La Bella Italia
Discover the inimitable allure of Italian style with Sonnet Stanfill, the curator behind the V&A‘s new exhibition: The Glamour of Italian Fashion 1945–2014
Opulent, provocative and glamorous — Italian style has a mystique like no other.
From colourful Pucci prints to sumptuous Fendi furs and sexy Gucci pantsuits, Italy‘s reputation for covetable fashion is vast and irrefutable. Expert artisans, family-run fashion houses and a taste for the finer things in life have all played their part in putting Italian style on the map. Sonnet Stanfill reveals the history of Italian fashion at the new V&A exhibition, which she says aims to bring to the fore ’the idea of Italian craftsmanship and this wonderful mix of prominent traditions.‘
Until the 1950s, Paris reigned supreme as the world's fashion capital, but in 1952 Italy began to step into the limelight with the first in a series of landmark fashion shows at the Sala Bianca, a ballroom within the Palazzo Pitti, Florence. For the first time, press and buyers from around the world could gather in one place to view the finest designs from the likes of Simonetta, Emilio Pucci, Bertoli, Contessa Visconti and Sorelle Fontana, all of which proved popular with US stores.
The frenzy for all things Italian quickly gathered pace in the 50s and 60s as cameras began rolling on location for Roman Holiday and Cleopatra. The films leading ladies, Audrey Hepburn and Elizabeth Taylor, found themselves unofficial poster girls for Italian brands. So much so that Richard Burton famously quipped, ’The only word Elizabeth knows in Italian is Bulgari.
It wasn’t long before this Italian magic made its way to Britain, where mod culture was rewriting the style rules and the taste for slim, slick tailoring saw the demand for Italian suits rocket. This period gave rise to London’s cool café culture and film director Federico Fellini was the name to drop.
The ‘Made in Italy’ label continued to be synonymous with quality throughout the 80s and 90s with Gucci, Moschino, Versace and Armani hailed as the epitome of luxury. ’Italy has traditionally excelled in the production of wool, silk and leather-working,’ explains Stanfill

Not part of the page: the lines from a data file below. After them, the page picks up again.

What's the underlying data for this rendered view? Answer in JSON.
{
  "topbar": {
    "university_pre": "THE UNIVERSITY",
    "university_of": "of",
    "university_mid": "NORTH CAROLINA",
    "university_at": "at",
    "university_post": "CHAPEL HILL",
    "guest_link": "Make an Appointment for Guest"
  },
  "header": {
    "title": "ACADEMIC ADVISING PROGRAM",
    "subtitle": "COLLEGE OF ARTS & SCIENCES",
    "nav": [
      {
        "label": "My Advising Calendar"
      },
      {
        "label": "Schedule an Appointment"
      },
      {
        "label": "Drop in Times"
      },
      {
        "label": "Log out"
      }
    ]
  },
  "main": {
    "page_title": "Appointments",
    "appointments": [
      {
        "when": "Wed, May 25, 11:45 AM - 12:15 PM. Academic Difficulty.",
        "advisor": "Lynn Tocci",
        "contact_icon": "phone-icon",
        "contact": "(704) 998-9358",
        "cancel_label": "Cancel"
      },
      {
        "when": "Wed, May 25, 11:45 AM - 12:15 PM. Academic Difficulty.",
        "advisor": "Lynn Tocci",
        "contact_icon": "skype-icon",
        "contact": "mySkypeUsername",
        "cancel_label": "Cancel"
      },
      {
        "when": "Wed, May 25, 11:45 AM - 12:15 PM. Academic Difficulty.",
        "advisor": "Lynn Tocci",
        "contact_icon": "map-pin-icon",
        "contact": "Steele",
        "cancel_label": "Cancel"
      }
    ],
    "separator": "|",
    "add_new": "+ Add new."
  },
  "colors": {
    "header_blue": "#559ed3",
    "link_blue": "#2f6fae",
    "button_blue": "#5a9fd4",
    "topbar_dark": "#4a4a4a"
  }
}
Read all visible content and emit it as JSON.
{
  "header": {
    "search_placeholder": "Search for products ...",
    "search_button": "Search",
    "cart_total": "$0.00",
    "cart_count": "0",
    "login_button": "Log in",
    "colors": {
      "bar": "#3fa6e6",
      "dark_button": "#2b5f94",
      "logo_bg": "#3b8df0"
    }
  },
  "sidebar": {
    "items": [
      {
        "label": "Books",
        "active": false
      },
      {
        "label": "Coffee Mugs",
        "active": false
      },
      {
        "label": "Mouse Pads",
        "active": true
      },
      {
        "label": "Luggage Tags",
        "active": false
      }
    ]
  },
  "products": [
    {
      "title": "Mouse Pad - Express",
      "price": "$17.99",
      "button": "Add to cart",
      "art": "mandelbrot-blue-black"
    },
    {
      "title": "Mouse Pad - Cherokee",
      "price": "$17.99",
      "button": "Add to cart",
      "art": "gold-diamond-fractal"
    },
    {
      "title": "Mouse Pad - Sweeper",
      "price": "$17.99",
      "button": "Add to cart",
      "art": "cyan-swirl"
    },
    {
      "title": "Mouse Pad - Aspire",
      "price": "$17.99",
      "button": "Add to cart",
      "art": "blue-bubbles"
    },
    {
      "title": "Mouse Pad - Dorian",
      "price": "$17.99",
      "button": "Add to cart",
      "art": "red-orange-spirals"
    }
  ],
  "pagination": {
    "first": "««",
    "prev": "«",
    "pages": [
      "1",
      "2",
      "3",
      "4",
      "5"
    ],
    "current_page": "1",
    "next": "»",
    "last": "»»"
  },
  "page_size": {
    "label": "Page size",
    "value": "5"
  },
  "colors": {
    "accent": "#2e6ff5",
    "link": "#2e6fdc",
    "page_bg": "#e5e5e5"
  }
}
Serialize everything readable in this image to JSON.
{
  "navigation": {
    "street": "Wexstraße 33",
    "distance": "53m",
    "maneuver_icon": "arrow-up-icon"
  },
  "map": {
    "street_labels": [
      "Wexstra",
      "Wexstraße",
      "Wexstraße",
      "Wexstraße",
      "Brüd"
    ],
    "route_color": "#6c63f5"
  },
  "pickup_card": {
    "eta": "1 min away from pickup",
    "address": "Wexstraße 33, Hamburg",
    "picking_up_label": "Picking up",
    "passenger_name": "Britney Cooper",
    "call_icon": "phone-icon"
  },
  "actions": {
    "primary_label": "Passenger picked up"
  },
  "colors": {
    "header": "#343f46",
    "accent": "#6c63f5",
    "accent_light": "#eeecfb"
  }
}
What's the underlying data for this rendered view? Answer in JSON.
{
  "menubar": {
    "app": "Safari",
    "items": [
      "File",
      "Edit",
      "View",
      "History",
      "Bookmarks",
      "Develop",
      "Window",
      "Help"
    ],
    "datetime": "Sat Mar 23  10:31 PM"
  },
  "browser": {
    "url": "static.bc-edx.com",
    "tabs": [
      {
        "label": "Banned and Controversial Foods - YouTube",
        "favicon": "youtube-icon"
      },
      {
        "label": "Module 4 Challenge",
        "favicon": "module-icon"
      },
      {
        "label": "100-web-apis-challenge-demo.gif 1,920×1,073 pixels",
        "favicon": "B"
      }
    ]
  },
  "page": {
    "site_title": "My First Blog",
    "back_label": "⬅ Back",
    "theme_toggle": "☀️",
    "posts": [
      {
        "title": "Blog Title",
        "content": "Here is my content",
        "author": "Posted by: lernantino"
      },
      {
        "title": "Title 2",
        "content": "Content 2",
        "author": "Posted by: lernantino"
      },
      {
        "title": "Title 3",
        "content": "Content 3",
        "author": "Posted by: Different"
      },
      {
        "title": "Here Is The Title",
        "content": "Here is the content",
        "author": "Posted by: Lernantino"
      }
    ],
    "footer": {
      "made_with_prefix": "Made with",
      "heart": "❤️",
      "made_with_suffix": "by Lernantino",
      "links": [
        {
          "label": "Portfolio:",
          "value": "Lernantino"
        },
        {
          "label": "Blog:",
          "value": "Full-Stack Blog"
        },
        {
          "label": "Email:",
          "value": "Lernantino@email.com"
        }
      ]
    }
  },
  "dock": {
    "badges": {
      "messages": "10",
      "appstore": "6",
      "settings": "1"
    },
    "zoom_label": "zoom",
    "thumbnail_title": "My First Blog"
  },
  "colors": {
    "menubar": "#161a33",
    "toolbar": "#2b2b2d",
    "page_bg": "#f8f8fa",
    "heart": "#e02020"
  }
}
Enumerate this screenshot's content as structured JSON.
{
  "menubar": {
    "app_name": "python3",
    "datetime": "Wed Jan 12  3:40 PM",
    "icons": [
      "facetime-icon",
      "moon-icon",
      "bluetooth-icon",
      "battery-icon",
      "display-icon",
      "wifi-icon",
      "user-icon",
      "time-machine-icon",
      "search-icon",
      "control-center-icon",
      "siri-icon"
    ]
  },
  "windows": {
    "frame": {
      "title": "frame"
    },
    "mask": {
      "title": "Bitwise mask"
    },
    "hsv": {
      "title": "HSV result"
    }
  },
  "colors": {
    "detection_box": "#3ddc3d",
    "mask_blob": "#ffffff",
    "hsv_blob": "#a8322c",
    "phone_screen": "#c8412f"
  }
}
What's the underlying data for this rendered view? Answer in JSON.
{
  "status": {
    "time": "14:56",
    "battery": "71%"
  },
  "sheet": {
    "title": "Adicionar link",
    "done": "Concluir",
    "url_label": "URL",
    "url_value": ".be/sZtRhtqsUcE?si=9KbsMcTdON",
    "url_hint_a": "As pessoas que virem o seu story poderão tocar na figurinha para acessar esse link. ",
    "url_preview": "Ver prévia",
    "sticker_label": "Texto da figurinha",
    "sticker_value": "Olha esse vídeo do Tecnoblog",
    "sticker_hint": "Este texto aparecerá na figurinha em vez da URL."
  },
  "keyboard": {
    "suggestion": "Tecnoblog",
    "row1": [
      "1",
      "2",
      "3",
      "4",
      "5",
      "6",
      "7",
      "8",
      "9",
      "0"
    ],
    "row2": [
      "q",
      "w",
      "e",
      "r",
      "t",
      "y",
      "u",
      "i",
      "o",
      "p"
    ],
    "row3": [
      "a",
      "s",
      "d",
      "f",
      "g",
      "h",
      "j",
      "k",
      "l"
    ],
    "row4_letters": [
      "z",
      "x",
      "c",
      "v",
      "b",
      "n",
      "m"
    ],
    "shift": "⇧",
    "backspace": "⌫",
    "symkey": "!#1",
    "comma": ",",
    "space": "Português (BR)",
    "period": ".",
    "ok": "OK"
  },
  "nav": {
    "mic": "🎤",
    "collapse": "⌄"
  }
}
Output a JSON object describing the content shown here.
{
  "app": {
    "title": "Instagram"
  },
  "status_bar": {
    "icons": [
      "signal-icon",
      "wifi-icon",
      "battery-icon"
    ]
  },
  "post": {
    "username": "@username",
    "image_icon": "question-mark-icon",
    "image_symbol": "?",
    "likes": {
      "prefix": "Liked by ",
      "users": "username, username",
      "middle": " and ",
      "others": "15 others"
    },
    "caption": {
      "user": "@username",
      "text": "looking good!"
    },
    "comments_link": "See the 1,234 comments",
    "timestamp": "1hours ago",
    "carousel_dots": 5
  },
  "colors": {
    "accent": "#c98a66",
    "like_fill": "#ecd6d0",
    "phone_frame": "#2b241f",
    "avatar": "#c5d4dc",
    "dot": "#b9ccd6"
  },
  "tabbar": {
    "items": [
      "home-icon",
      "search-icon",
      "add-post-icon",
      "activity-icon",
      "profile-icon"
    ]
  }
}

’Fine materials and specialist regional techniques are the key characteristics of Italian menswear and womenswear.’ Using skills passed down through generations, family business has long been at the heart of Italy’s unrivalled craftsmanship. The now dynastical fashion houses of Prada and Bottega Veneta both started out as leather goods workshops, and Missoni was originally a sports knitwear outfitters.‘It is a bit of a cliché but there is some truth to the assertion that Italians buy clothes as an investment — beauty and craft defines the Italian wardrobe,’ says Stanfill.
The quest for perfection doesn’t end with production, however. One glance at the streets of any Italian city and the unmistakable La Bella Figura is out in force. This translates as ‘cutting a beautiful figure’ in every setting, whether it's addressing dignitaries or simply walking the dog
One of the things I enjoy doing most in Milan is taking a morning stroll around the financial district, where the (mainly) male bankers stride into work, pausing to chat to their colleagues en route, it is like a catwalk show featuring impeccably tailored suits,’ says Stanfill. ‘The female equivalent is the gracious Milanese woman, who is equally impeccable, often understated, but always stylish. It’s a wonderful slice of street theatre.
The Glamour of Italian Fashion 1945-2014, sponsored by Bulgari, runs from 5 April - 27 July 2014 at the Victoria & Albert Museum, London
THE ITALIAN CUT
The ‘Italian Cut’ was born in the early 50s by setting short layers into glossy waves. It was high-maintenance and demanded a weekly trip to the salon and evenings spent in rollers for the desired immaculate look. ‘This iconic style was adopted by royals and movie stars alike, such as Marilyn Monroe, Elizabeth Taylor and the Queen,’ says Toni Mascolo